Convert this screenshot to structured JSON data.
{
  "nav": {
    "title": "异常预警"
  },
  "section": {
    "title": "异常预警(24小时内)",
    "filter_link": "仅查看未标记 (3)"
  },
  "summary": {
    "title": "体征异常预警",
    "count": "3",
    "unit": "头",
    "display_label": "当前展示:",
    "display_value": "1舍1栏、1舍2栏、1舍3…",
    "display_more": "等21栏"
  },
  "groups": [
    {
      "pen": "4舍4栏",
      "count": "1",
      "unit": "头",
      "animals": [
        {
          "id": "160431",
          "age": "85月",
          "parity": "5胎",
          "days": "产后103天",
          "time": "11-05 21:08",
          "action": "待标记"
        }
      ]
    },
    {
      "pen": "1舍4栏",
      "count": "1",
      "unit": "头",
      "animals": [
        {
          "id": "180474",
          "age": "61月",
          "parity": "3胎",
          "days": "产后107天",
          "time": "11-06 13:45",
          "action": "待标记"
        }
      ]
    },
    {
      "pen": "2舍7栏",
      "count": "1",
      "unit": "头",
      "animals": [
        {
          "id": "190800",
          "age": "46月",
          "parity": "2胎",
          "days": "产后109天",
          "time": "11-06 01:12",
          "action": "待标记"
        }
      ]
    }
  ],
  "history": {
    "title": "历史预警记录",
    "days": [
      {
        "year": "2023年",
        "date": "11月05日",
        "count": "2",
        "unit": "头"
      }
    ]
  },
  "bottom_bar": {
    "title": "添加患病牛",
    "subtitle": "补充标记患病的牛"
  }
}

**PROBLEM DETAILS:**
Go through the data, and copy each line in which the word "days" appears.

**RESPONSE AREA:**
          "days": "产后103天",
          "days": "产后107天",
          "days": "产后109天",
    "days": [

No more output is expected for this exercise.